Methods—A retrospective analysis was performed on the medical records of 77 patients with SAH (23 men, 54 women) whose plasma levels of epinephrine, norepinephrine, and estradiol had been measured and echocardiograms had been obtained within 48 hours of SAH onset.
Results—Twenty-four patients (31%) were found to sustain WMA on admission. Multivariate regression analysis revealed that decreased estradiol (P=0.018; OR, 0.902) and elevated norepinephrine levels (P=0.027; OR, 1.002) were associated with WMA. After quadrichotomization of 77 patients based on sex/WMA, plasma norepinephrine levels were markedly elevated in men with WMA, whereas estradiol levels were markedly decreased in women with WMA. Plasma norepinephrine and estradiol levels were not correlated. Fifty-four female patients with SAH were further quadrichotomized based on norepinephrine/estradiol levels with a threshold value of 1375 pg/mL for norepinephrine and 11 pg/mL for estradiol.
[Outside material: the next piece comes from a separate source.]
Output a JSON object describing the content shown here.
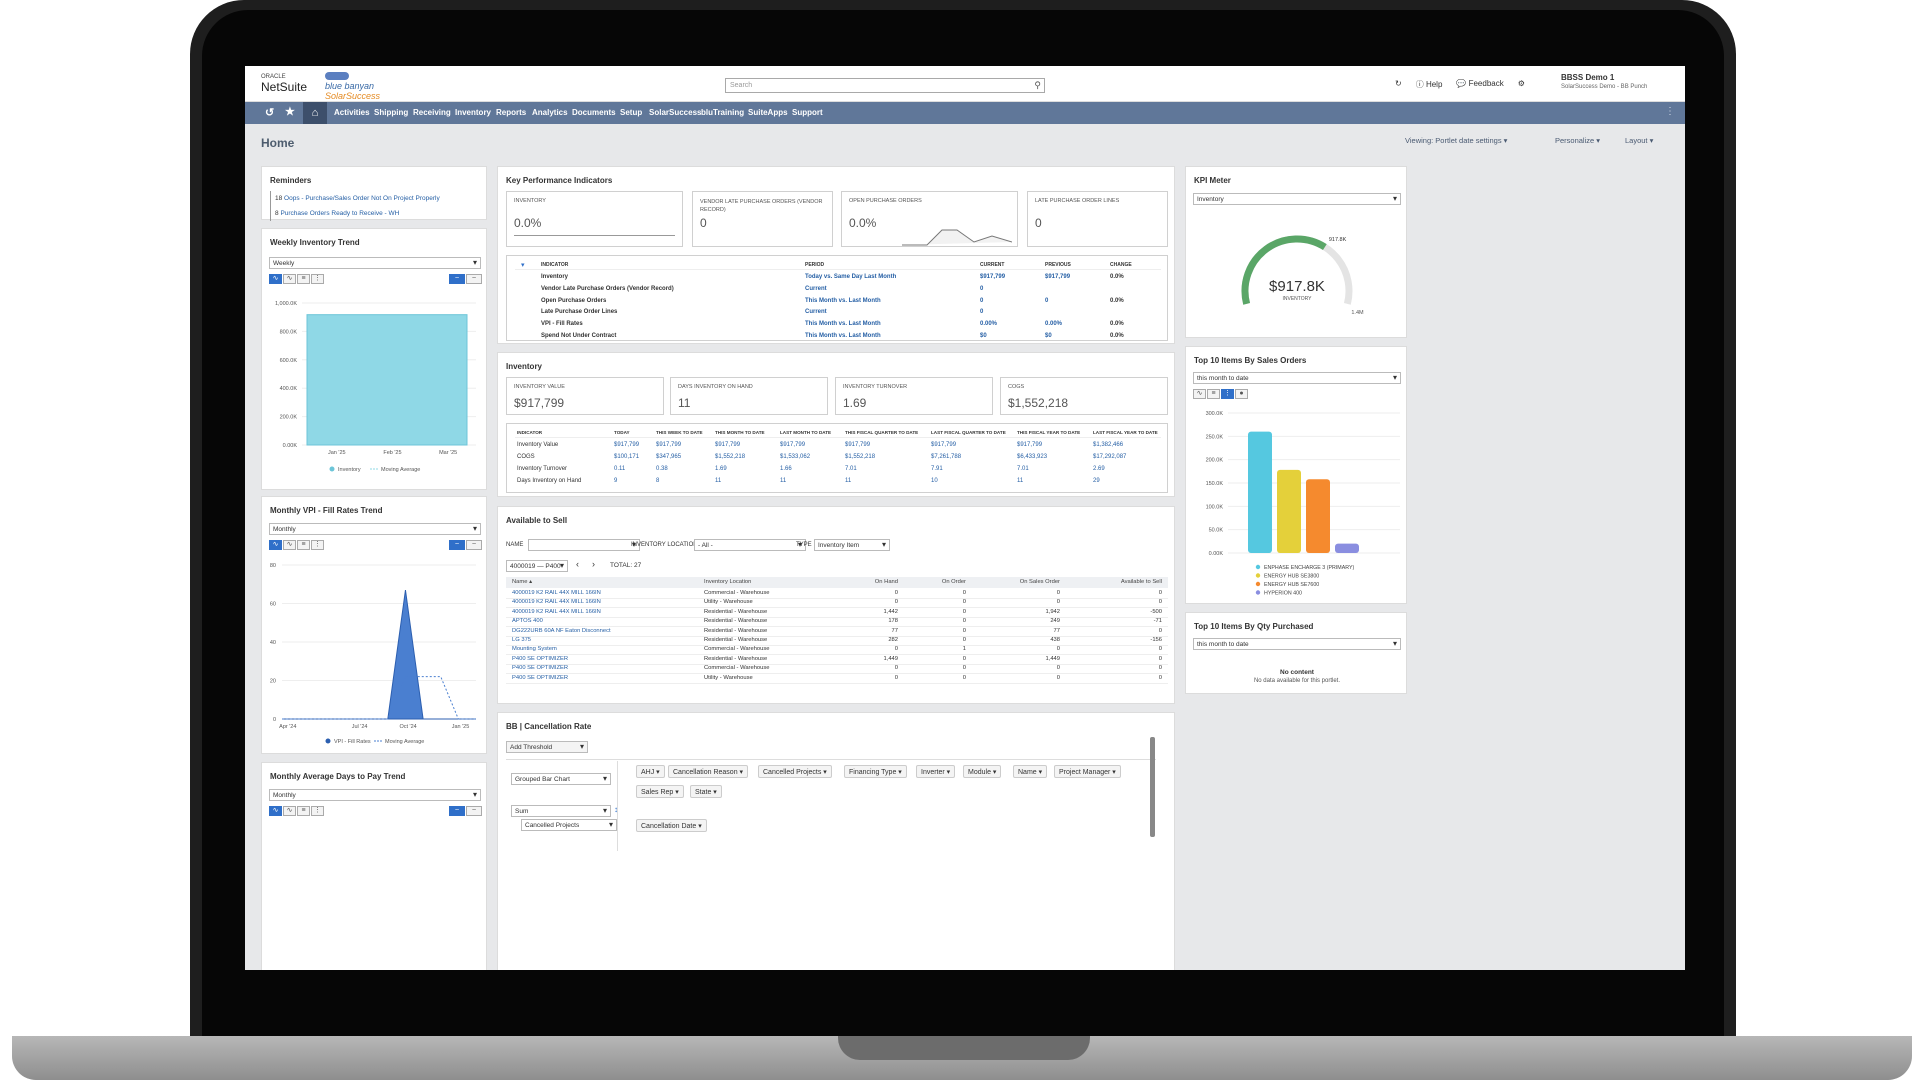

The incidence of WMA in the high-norepinephrine/low-estradiol group was significantly higher than the low-norepinephrine/high-estradiol group.
Conclusions—To our knowledge, this is the first study to evaluate the interrelation among catecholamine, estrogen, and SAH-induced WMA. Lack of estradiol in postmenopausal women may predispose them to develop WMA after poor-grade SAH. However, the precise role of multiple sex hormones in SAH-induced WMA should be evaluated in future prospective studies.
- Received December 1, 2011.
- Revision received February 22, 2012.
- Accepted February 24, 2012.
- © 2012 American Heart Association, Inc.